On-track, Red Bull has serenely begun the 2023 Formula 1 season in the dominant style it finished last year – perhaps even more dominant.
Off-track, the repercussions of how the wider company is changing in the wake of co-founder Dietrich Mateschitz’s death last autumn are beginning to play out.
Mateschitz’s old role was effectively split into three, with Oliver Mintzlaff moving up from being chief executive of Red Bull’s RB Leipzig football club to a ‘chief executive of corporate projects and investments’ role that encompasses all the firm’s media and sporting projects, including the F1 teams.
Rumours of Mintzlaff (pictured below with team boss Christian Horner) not having much affinity with motorsport and having a poor relationship with Red Bull motorsport advisor Helmut Marko didn’t take long to emerge.
And some blunt comments – published, startlingly, on Red Bull Media House’s own Speedweek website last week – made how Marko feels about Mintzlaff’s leadership very clear.
“We’ve met twice,” said Marko. “He was given some insight.
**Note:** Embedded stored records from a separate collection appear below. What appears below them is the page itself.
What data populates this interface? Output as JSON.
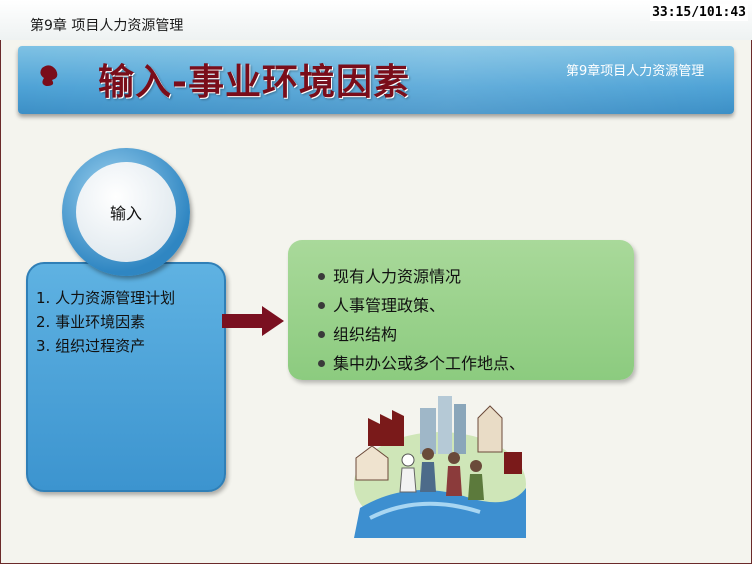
{
  "header": {
    "chapter": "第9章 项目人力资源管理",
    "timer": "33:15/101:43"
  },
  "slide": {
    "title": "输入-事业环境因素",
    "chapter_label": "第9章项目人力资源管理"
  },
  "input_panel": {
    "circle_label": "输入",
    "items": [
      "1. 人力资源管理计划",
      "2. 事业环境因素",
      "3. 组织过程资产"
    ]
  },
  "factors": {
    "items": [
      "现有人力资源情况",
      "人事管理政策、",
      "组织结构",
      "集中办公或多个工作地点、"
    ]
  },
  "colors": {
    "title": "#7a0d1a",
    "banner": "#4fa3d6",
    "blue_box": "#3c94cf",
    "green_box": "#8ccb7f",
    "arrow": "#7a1020"
  }
}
How well he’ll respond to our ideas remains to be seen. Red Bull Racing has always been very autonomous.
“It’s no longer the case that I call with a report after every practice and race. The direct, personal, friendly relationship is no longer there.
“Didi was a visionary, had emotions. I am not seeing that anymore.
“I am a free person, I can stop any time if I’m no longer enjoying it. We’ll see how the future goes.”
Marko has played a unique but very influential part in Red Bull’s motorsport rise – comparable to Niki Lauda’s old position at Mercedes but less formal.
His power came directly from his friendship with Mateschitz, who had first approached him as a fan at a hillclimb when Marko was still competing. Having idolised Jochen Rindt, Mateschitz was drawn to Marko because the latter had been a close friend of Rindt, F1’s posthumous 1970 champion.
Marko didn’t report to anyone but Mateschitz, and even then as a close friend rather than an employee.
Within that status he has been responsible for many decisions pivotal to Red Bull’s development into a motorsport superpower.
It was Marko who first put Mateschitz and Horner together after Horner bought the assets of Marko’s RSM Marko Formula 3000 team in the late 1990s.
Marko was free to make autonomous decisions about who was brought into – or jettisoned from – Red Bull’s junior driver programme. He was instrumental in not only getting Max Verstappen on board but also promoting him into Red Bull’s senior F1 team mid-season. That impetus came from Marko.
But while his achievements for Red Bull are substantial, the fact he existed almost separately to the empire – with his direct line to Mateschitz and Mateschitz only – could make Marko a less natural fit for a company now taking on a more traditional corporate structure. Horner has no control over Marko. Marko’s always been outspoken and happy to launch verbal grenades into situations.
Accountability is likely to become more important in post-Mateschitz Red Bull. Marko has never answered to anyone in his life and – as he turns 80 next month – may not be inclined to start doing so now.
Highly-cultured, an artist and art collector in his spare time, he is unlikely to have much enthusiasm for switching to more traditionally corporate working structures at this point.
Despite all the efforts to emphasise that it would be business as usual for the Red Bull empire after Mateschitz’s death, it was always unlikely that would be the case in all ways. The company’s range is too unusual for that.
To become a leader in a very crowded market is one thing. To do so and then create a staggering ‘side project’ empire of extreme and world championship sports plus media businesses, and become a world-leader in some of those too, takes something unique. Mateschitz had the vision behind that and made it all possible. That’s irreplaceable.
That inevitably means there will be a degree of every part of the Mateschitz Red Bull world – from business divisions to individual senior personnel – wanting to justify themselves and consolidate their position into the new Red Bull world, whatever reassurances they’ve had that they don’t need to.
That creates possibilities for division and instability.
The recent suggestions of a sale or relocation for AlphaTauri almost certainly came from someone within the Red Bull F1 stable – potentially someone who thought the best way to stop a controversial and unpopular idea would be to get it out in the open and put pressure on it.
With titles won, another already looking like it’s on the way, one of the greatest drivers of the era signed up for the long term and Ford secured as a partner for the new F1 rules, Red Bull Racing itself looks as invincible within Red Bull’s internal situation as it does on the grand prix grid.
But one of the most important people behind its rise to that point looks like he might not be part of the story for much longer. If that’s the case, expect Marko to exit on his own terms.